**Requirement**
Across the listing below, count every line where the string "this" appears, then give only the count.

-------

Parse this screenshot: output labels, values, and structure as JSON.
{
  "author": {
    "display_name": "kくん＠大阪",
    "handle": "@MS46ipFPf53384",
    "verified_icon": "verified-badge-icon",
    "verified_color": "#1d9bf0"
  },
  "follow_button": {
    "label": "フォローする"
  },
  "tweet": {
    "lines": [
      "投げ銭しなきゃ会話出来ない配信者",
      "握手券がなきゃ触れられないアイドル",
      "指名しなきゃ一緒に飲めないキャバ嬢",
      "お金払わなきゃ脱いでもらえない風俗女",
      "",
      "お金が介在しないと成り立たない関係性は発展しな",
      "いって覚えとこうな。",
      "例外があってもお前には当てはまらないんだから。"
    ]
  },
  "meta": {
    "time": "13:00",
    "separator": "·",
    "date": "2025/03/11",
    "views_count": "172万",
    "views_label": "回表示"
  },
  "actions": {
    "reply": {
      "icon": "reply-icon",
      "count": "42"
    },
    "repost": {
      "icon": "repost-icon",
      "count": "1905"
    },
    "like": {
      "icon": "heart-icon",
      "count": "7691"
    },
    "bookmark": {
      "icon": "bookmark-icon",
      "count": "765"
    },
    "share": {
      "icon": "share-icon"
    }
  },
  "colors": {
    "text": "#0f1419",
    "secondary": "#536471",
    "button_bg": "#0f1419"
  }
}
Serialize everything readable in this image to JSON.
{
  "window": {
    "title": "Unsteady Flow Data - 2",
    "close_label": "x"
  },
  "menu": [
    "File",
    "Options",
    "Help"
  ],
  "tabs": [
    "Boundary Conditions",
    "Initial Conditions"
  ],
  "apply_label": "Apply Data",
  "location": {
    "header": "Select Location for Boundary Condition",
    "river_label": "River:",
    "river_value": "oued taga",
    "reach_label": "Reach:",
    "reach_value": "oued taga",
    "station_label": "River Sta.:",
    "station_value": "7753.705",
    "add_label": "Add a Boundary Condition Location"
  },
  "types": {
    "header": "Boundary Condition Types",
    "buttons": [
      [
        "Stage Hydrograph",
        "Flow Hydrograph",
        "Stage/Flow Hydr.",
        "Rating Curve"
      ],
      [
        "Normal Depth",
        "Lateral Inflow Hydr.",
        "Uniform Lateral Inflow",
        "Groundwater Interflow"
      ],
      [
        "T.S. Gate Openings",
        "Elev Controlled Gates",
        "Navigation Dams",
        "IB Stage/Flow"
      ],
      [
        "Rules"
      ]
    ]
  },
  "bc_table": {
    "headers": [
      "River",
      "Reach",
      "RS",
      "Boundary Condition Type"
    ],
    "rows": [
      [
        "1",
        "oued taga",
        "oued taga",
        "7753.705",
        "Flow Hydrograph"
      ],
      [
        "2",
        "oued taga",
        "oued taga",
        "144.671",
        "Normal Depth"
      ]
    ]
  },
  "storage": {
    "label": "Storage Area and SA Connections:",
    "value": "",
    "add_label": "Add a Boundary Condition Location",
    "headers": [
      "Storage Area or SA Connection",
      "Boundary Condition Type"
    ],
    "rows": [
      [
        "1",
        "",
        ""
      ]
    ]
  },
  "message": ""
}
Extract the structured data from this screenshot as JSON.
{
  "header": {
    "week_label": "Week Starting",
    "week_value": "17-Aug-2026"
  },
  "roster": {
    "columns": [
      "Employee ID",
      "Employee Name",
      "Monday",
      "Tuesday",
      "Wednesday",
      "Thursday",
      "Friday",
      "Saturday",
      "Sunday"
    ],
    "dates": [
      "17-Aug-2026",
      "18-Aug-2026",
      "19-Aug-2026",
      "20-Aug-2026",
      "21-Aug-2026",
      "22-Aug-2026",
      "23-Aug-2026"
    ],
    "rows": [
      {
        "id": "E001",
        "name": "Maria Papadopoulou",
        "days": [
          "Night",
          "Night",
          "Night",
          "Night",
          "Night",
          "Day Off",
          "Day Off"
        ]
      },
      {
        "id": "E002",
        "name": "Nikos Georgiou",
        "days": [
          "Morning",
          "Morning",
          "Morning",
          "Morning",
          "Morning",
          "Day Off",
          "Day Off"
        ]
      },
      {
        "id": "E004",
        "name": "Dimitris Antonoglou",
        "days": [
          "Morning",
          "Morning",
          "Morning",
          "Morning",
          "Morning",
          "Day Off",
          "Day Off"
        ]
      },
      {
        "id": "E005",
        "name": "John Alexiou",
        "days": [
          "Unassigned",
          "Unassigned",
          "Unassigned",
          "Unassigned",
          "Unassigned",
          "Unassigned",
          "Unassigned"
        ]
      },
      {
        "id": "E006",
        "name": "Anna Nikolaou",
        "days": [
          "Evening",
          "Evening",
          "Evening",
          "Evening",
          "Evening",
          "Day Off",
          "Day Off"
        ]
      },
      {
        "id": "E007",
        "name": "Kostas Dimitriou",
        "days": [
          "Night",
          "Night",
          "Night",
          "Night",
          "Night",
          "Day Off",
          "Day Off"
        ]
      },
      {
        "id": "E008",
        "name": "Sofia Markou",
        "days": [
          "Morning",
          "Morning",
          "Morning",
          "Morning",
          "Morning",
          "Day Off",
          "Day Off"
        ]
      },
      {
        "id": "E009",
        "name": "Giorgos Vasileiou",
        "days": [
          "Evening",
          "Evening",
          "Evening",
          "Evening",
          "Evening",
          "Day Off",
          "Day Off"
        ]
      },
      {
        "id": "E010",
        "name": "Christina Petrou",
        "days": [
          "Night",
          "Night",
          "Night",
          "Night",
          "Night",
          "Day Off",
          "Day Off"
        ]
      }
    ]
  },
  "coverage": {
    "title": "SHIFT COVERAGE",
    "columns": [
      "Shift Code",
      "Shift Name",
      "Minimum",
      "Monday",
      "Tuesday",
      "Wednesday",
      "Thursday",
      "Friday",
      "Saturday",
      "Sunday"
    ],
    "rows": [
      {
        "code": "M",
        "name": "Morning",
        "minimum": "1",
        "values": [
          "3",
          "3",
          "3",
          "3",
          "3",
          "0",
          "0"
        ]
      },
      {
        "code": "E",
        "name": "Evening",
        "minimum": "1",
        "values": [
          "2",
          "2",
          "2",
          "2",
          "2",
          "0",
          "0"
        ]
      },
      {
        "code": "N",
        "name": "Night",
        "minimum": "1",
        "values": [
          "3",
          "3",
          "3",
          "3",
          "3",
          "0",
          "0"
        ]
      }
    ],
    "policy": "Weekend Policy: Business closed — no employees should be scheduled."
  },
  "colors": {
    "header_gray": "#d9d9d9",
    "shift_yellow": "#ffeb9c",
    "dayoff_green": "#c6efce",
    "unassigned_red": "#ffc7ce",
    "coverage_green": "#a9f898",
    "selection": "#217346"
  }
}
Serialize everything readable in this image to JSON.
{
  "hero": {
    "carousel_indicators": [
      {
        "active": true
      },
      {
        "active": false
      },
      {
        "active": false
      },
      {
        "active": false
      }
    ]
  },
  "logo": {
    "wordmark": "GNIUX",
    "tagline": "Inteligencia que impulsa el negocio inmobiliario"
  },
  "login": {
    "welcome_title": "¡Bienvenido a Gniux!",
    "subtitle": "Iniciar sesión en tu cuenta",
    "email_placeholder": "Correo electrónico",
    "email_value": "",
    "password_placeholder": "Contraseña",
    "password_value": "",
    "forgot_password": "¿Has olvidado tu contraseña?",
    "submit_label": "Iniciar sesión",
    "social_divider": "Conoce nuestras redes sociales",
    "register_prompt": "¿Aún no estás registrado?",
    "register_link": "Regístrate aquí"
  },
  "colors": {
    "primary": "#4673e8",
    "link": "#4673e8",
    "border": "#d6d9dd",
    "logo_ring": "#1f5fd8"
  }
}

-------

**Exercise answer**
4